» WORK ITEM:
Your task is to print each record exactly as it reads.
_ _ _ _
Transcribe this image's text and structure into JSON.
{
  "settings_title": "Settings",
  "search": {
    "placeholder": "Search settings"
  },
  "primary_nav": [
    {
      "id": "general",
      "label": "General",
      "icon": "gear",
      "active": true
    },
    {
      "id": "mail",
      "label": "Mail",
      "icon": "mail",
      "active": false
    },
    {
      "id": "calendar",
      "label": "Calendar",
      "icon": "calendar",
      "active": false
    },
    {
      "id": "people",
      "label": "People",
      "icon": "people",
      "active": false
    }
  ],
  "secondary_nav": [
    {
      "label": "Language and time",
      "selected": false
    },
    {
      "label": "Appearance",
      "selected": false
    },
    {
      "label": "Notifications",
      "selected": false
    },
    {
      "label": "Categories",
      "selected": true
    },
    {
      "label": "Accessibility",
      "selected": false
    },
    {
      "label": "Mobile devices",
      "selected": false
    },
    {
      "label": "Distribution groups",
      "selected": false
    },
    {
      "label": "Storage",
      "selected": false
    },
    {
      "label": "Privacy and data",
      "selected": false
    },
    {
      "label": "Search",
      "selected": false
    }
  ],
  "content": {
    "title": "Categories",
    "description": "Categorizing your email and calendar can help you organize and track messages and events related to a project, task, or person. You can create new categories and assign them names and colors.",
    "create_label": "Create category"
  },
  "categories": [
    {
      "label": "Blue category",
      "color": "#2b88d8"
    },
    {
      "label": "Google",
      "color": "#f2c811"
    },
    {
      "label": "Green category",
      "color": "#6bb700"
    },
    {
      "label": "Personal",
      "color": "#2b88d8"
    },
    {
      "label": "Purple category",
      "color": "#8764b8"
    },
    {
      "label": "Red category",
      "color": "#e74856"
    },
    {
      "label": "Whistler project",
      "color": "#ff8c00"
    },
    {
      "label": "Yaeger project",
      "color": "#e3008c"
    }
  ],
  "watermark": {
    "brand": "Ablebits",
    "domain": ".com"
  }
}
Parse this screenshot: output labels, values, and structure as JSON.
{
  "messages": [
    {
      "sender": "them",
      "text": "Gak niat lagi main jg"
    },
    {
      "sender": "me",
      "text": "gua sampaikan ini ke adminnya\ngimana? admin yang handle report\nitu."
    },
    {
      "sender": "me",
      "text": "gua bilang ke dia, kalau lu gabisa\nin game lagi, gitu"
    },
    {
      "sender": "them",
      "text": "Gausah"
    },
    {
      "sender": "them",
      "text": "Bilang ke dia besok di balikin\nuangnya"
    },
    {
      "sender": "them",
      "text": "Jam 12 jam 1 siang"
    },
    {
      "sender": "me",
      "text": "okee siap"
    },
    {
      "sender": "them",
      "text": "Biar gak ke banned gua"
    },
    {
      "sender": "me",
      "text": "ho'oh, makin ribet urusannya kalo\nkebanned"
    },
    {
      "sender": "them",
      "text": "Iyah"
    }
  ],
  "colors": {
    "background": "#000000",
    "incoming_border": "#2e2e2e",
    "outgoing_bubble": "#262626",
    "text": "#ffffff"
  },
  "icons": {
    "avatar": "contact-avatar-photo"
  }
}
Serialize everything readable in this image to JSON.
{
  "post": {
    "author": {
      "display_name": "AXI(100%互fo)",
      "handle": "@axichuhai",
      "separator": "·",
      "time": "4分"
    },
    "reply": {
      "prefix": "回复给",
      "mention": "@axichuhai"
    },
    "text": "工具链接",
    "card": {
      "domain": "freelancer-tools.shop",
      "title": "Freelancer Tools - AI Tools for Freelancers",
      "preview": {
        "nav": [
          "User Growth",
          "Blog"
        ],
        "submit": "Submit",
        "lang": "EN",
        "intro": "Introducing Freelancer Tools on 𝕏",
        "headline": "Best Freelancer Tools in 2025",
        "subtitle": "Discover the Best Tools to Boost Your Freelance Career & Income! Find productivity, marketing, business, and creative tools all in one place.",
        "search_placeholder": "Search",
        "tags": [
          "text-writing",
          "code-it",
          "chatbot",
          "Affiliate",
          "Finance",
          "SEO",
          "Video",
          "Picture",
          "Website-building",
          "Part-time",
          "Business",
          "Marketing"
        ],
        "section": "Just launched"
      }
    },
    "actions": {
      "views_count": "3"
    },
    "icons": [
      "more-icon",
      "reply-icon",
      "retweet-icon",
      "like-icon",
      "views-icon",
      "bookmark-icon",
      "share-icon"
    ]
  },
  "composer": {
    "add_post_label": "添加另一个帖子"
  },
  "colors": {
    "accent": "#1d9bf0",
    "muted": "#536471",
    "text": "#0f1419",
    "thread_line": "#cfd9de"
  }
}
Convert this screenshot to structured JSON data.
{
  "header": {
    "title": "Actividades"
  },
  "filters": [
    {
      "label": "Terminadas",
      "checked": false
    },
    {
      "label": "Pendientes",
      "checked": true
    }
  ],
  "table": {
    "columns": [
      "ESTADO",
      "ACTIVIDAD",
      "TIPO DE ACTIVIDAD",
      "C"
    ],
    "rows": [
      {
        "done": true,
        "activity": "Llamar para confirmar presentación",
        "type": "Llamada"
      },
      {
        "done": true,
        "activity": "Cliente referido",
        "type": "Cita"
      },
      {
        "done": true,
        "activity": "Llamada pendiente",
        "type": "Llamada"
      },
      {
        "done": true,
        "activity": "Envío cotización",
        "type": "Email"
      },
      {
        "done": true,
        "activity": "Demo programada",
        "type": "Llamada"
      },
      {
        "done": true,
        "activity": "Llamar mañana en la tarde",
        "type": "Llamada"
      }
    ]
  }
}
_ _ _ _
» SOLUTION FOR THIS PROBLEM:
Transcribe this image's text and structure into JSON.
{
  "settings_title": "Settings",
  "search": {
    "placeholder": "Search settings"
  },
  "primary_nav": [
    {
      "id": "general",
      "label": "General",
      "icon": "gear",
      "active": true
    },
    {
      "id": "mail",
      "label": "Mail",
      "icon": "mail",
      "active": false
    },
    {
      "id": "calendar",
      "label": "Calendar",
      "icon": "calendar",
      "active": false
    },
    {
      "id": "people",
      "label": "People",
      "icon": "people",
      "active": false
    }
  ],
  "secondary_nav": [
    {
      "label": "Language and time",
      "selected": false
    },
    {
      "label": "Appearance",
      "selected": false
    },
    {
      "label": "Notifications",
      "selected": false
    },
    {
      "label": "Categories",
      "selected": true
    },
    {
      "label": "Accessibility",
      "selected": false
    },
    {
      "label": "Mobile devices",
      "selected": false
    },
    {
      "label": "Distribution groups",
      "selected": false
    },
    {
      "label": "Storage",
      "selected": false
    },
    {
      "label": "Privacy and data",
      "selected": false
    },
    {
      "label": "Search",
      "selected": false
    }
  ],
  "content": {
    "title": "Categories",
    "description": "Categorizing your email and calendar can help you organize and track messages and events related to a project, task, or person. You can create new categories and assign them names and colors.",
    "create_label": "Create category"
  },
  "categories": [
    {
      "label": "Blue category",
      "color": "#2b88d8"
    },
    {
      "label": "Google",
      "color": "#f2c811"
    },
    {
      "label": "Green category",
      "color": "#6bb700"
    },
    {
      "label": "Personal",
      "color": "#2b88d8"
    },
    {
      "label": "Purple category",
      "color": "#8764b8"
    },
    {
      "label": "Red category",
      "color": "#e74856"
    },
    {
      "label": "Whistler project",
      "color": "#ff8c00"
    },
    {
      "label": "Yaeger project",
      "color": "#e3008c"
    }
  ],
  "watermark": {
    "brand": "Ablebits",
    "domain": ".com"
  }
}
Parse this screenshot: output labels, values, and structure as JSON.
{
  "messages": [
    {
      "sender": "them",
      "text": "Gak niat lagi main jg"
    },
    {
      "sender": "me",
      "text": "gua sampaikan ini ke adminnya\ngimana? admin yang handle report\nitu."
    },
    {
      "sender": "me",
      "text": "gua bilang ke dia, kalau lu gabisa\nin game lagi, gitu"
    },
    {
      "sender": "them",
      "text": "Gausah"
    },
    {
      "sender": "them",
      "text": "Bilang ke dia besok di balikin\nuangnya"
    },
    {
      "sender": "them",
      "text": "Jam 12 jam 1 siang"
    },
    {
      "sender": "me",
      "text": "okee siap"
    },
    {
      "sender": "them",
      "text": "Biar gak ke banned gua"
    },
    {
      "sender": "me",
      "text": "ho'oh, makin ribet urusannya kalo\nkebanned"
    },
    {
      "sender": "them",
      "text": "Iyah"
    }
  ],
  "colors": {
    "background": "#000000",
    "incoming_border": "#2e2e2e",
    "outgoing_bubble": "#262626",
    "text": "#ffffff"
  },
  "icons": {
    "avatar": "contact-avatar-photo"
  }
}
Serialize everything readable in this image to JSON.
{
  "post": {
    "author": {
      "display_name": "AXI(100%互fo)",
      "handle": "@axichuhai",
      "separator": "·",
      "time": "4分"
    },
    "reply": {
      "prefix": "回复给",
      "mention": "@axichuhai"
    },
    "text": "工具链接",
    "card": {
      "domain": "freelancer-tools.shop",
      "title": "Freelancer Tools - AI Tools for Freelancers",
      "preview": {
        "nav": [
          "User Growth",
          "Blog"
        ],
        "submit": "Submit",
        "lang": "EN",
        "intro": "Introducing Freelancer Tools on 𝕏",
        "headline": "Best Freelancer Tools in 2025",
        "subtitle": "Discover the Best Tools to Boost Your Freelance Career & Income! Find productivity, marketing, business, and creative tools all in one place.",
        "search_placeholder": "Search",
        "tags": [
          "text-writing",
          "code-it",
          "chatbot",
          "Affiliate",
          "Finance",
          "SEO",
          "Video",
          "Picture",
          "Website-building",
          "Part-time",
          "Business",
          "Marketing"
        ],
        "section": "Just launched"
      }
    },
    "actions": {
      "views_count": "3"
    },
    "icons": [
      "more-icon",
      "reply-icon",
      "retweet-icon",
      "like-icon",
      "views-icon",
      "bookmark-icon",
      "share-icon"
    ]
  },
  "composer": {
    "add_post_label": "添加另一个帖子"
  },
  "colors": {
    "accent": "#1d9bf0",
    "muted": "#536471",
    "text": "#0f1419",
    "thread_line": "#cfd9de"
  }
}
Convert this screenshot to structured JSON data.
{
  "header": {
    "title": "Actividades"
  },
  "filters": [
    {
      "label": "Terminadas",
      "checked": false
    },
    {
      "label": "Pendientes",
      "checked": true
    }
  ],
  "table": {
    "columns": [
      "ESTADO",
      "ACTIVIDAD",
      "TIPO DE ACTIVIDAD",
      "C"
    ],
    "rows": [
      {
        "done": true,
        "activity": "Llamar para confirmar presentación",
        "type": "Llamada"
      },
      {
        "done": true,
        "activity": "Cliente referido",
        "type": "Cita"
      },
      {
        "done": true,
        "activity": "Llamada pendiente",
        "type": "Llamada"
      },
      {
        "done": true,
        "activity": "Envío cotización",
        "type": "Email"
      },
      {
        "done": true,
        "activity": "Demo programada",
        "type": "Llamada"
      },
      {
        "done": true,
        "activity": "Llamar mañana en la tarde",
        "type": "Llamada"
      }
    ]
  }
}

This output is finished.